Dey Street Books, 2015; 273 pp; $34.99
It begins with a chapter titled “The End” and the unequivocal declaration of that 2011 São Paulo show as “Sonic Youth’s final concert.” Everyone reading Girl in a Band who, like me, has spent the better part of their lives reveling in Sonic Youth’s singular ecstatic charge, will feel a cold knife in their guts. No more reunion illusions. After thirty years of unparalleled experimentalism with rock bliss, Sonic Youth is kaput. But Kim Gordon’s memoir immediately reminds us that our loss is nothing in the face of that endured by those whose actual lives were invested in the group. Sonic Youth ended because Gordon’s marriage to fellow co-founder Thurston Moore ended. It ended the way marriages end: “midlife crisis, another woman, a double life.” The story is banal, perceptive yet emotionally pointed, disquietingly resonant, very painful. As painful as Gordon’s recollections of first arriving in 1979 No Wave New York, after having grown up in Los Angeles, with spells in Hawaii, Hong Kong and Toronto.
You can divide Girl in a Band into roughly three sections, the first, chronicling Gordon’s life pre-Sonic Youth, being the most fluid. Gordon writes elegantly of Southern California as a place where people escape “their histories while at the same time moving headlong toward their own extinctions.” Of adolescent traversals of ocean-bound sewer pipes and canyons. Of people she knew who’d met Charles Manson.

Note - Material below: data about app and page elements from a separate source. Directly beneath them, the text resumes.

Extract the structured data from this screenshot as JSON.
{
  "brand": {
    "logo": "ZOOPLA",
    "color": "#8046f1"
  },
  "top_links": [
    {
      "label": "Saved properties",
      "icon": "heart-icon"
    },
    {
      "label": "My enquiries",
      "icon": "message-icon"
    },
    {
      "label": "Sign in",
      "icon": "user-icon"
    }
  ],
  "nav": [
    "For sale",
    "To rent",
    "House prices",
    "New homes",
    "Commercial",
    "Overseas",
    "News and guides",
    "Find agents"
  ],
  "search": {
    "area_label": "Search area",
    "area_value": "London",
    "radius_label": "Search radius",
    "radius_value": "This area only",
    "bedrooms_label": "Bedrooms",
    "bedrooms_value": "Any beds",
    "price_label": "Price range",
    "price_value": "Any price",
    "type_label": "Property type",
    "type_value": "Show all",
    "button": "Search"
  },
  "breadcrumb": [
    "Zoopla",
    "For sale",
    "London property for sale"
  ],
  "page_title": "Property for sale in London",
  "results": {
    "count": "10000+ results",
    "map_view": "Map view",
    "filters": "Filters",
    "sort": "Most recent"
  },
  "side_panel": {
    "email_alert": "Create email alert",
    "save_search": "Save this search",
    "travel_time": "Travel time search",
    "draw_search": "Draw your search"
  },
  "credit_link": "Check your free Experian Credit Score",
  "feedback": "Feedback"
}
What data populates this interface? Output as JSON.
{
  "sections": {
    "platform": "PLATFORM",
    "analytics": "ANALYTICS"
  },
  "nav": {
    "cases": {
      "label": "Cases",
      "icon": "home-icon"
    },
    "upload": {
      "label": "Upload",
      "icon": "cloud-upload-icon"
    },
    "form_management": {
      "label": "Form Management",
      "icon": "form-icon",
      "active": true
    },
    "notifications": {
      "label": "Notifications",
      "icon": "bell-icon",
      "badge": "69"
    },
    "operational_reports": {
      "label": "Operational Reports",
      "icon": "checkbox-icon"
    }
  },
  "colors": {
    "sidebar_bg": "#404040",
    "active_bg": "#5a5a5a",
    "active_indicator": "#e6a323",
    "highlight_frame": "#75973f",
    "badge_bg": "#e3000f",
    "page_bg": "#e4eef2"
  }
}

Of the odour of gas leaking from an old stove “mixed with sunshine streaming in from the windows, and, somewhere, eucalyptus bathed in the haze of ambition.” Of her brother Keller, whose merciless teasing and savant-like charm shaped her, who was diagnosed paranoid schizophrenic and, along with Philip K. Dick, inspired one of Sonic Youth’s most beloved songs. She writes of her art practice as interestingly as her music, and of early encounters with Dan Graham, Cindy Sherman, Madonna, Gerhard Richter and Michael Gira. Her evocations of New York’s art scene make Girl in a Band a great companion to Rachel Kushner’s The Flamethrowers. It was no shock to find Gordon reference that novel late in the book.
Girl in a Band’s second section is pure music-lover catnip, memories of the making of various albums, as well as impressions of colleagues like Neil Young or Kurt Cobain (both of whom Gordon adores), Billy Corgan (whom she considers to be, basically, a wanker), and Courtney Love, for whom Gordon expresses detached admiration but clearly regards as poisonous, a charismatic opportunist. Not unlike “the other woman,”—the unnamed, younger, viperous femme fatale Moore couldn’t shake. Girl in a Band’s third section chronicles Gordon’s move to Massachusetts with Moore and their daughter Coco, the art-rockers’ uneasy relationship with domesticity, and their marriage’s slow collapse under the weight of countless emails, furtive texting, dirty photos, secret rendezvous. Gordon regards Moore’s inability to navigate the affair with surprising compassion—she considers him an addict. It’s all familiar, sad and true. But it closes with grace notes: Gordon forging a new collaboration, revitalizing her art practice, and, in a brilliantly executed final chapter, making out with some dude in a car, then cutting it short because she had places to go. “It sounds like I’m someone else entirely now,” she writes. “I guess I am.” Girl in a Band ends how a memoir ideally should end: with a beginning. »
from subTerrain #71